* _EXERCISE INSTRUCTIONS_: Return, from the listing that follows, each line containing the word "arrow".

■ ■ ■

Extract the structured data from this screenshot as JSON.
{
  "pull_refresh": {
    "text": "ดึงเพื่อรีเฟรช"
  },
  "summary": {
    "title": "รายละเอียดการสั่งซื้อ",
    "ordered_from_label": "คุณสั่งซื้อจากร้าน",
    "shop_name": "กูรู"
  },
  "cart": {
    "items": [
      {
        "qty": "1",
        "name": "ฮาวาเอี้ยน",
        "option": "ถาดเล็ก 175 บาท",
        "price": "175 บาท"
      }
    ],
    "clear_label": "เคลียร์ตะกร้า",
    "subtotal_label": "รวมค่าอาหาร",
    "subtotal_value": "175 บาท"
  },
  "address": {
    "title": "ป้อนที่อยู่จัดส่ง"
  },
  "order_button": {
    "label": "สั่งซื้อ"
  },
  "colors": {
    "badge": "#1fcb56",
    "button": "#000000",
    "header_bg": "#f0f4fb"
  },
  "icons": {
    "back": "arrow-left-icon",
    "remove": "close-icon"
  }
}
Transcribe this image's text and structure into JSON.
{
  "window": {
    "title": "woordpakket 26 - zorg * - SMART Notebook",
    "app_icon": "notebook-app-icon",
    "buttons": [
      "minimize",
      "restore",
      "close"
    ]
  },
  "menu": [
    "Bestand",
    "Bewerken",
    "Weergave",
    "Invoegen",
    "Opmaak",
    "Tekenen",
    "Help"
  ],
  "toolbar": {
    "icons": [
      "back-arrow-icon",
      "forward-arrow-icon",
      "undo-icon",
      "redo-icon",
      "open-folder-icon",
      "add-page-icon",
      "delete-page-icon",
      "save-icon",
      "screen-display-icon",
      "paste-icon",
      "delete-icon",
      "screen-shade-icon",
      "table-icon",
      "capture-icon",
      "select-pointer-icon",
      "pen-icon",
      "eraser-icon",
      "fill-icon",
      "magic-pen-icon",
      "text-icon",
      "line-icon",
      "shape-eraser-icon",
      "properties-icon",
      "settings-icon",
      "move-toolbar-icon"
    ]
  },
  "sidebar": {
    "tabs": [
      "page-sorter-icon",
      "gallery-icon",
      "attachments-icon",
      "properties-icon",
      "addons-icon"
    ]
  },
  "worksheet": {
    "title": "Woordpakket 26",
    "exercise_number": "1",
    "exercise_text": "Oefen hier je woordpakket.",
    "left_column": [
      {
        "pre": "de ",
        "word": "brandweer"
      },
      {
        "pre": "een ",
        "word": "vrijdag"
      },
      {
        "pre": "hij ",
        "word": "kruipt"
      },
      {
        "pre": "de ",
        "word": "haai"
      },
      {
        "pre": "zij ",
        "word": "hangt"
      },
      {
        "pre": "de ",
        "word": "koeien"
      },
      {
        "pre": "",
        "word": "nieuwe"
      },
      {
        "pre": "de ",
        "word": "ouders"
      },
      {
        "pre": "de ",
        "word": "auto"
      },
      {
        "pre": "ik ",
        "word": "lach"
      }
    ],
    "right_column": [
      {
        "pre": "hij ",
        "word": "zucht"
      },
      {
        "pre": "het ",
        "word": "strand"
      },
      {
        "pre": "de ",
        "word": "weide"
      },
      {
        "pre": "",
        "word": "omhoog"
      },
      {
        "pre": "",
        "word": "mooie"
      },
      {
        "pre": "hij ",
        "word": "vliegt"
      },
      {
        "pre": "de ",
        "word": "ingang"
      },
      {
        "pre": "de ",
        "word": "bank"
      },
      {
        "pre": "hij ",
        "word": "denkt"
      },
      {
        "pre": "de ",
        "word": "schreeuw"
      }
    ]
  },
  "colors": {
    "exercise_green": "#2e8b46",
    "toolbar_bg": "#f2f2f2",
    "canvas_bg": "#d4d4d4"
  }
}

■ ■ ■

* _RESULT_:
    "back": "arrow-left-icon",
      "back-arrow-icon",
      "forward-arrow-icon",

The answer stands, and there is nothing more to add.